It’s not always clear why this is the case, but the guinea pig might feel more in control by not allowing you to touch it in its little habitat. You should try to see if the guinea pig reacts the same way while it’s outside the cage that it does when it’s inside the cage.
Your Guinea Pig Might Need Time to Get Used to You
It’s also possible that your guinea pig might just need a little time to get used to you. Over time, you should be able to get to know your guinea pig better, and it’ll come to see you as a kind person.
Just treat the guinea pig with love and respect and don’t try to force it to let you pet it. Feeding the guinea pig gently might open the animal up to more interactions if it truly is nervous about being touched.
Most people don’t have issues with this after several weeks have passed. If you’re caring for your guinea pig well, then it’ll eventually want to play with you and interact with you.
What If the Guinea Pig Seems Like It Has a Skin Irritation?
Sometimes guinea pigs might flinch when they have some type of skin irritation, too. If you go to touch the guinea pig and it flinches when it’s normally fine with you touching it, then perhaps it has mites.
Mites can cause guinea pigs problems and it can cause them to feel a bit unwell. You’re going to want to treat the guinea pig to get the problem under control.
You can take the guinea pig to a veterinarian for diagnosis if you need help. Generally, the treatment for mites will involve shampoos and special medications that can get rid of the pests.
It’s probably best to talk to your veterinarian if you’re new to caring for guinea pigs. They can explain what needs to be done and will even help you in many cases.
You don’t want to ignore things if it appears that your guinea pig is itchy. Issues with mites can cause extreme itchiness that will have a negative impact on the guinea pig’s health.
Thankfully, this issue can be solved in a timely fashion with the right care. Just take the time to talk to a professional to be sure that you do things right.
Keep in mind that if you have more than one guinea pig, you might notice some hair loss from them barbering each other. You can find more information on that topic in this article: Why Does My Guinea Pig Eat My Hair?
Keep Caring for Your Guinea Pig
Keep caring for your guinea pig and everything is going to be just fine. Your guinea pig could be jumping out of happiness, but it could also be a little bit nervous or scared depending on the situation.
Sometimes guinea pigs flinch when they’re not wanting to be petted, too. It could also be an issue with mites, but you’ll need to observe the guinea pig to see what’s going on.
So long as you’re a caring and proactive pet owner, everything will be okay. You can solve problems that exist and continue enjoying spending time with your animal companion.

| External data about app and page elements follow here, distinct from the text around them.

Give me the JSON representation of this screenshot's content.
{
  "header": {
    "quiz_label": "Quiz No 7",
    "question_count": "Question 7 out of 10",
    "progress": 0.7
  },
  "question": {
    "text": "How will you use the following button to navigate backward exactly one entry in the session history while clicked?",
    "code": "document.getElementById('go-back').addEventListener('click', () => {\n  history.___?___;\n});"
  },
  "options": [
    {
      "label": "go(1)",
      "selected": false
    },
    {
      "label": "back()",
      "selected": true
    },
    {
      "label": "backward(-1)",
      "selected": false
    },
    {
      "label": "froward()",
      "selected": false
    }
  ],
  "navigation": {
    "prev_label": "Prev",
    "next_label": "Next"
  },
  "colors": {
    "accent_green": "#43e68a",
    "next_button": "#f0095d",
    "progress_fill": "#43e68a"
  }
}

I have a bachelor’s degree in construction engineering. When I’m not constructing or remodeling X-Ray Rooms, Cardiovascular Labs, and Pharmacies, I’m at home with my wife, two daughters and a dog. Outside of family, I love grilling and barbequing on my Big Green Egg and working on projects around the house. Growing up, I had pet dogs, cats, deer, sugar gliders, chinchillas, a bird, chickens, fish, and a goat.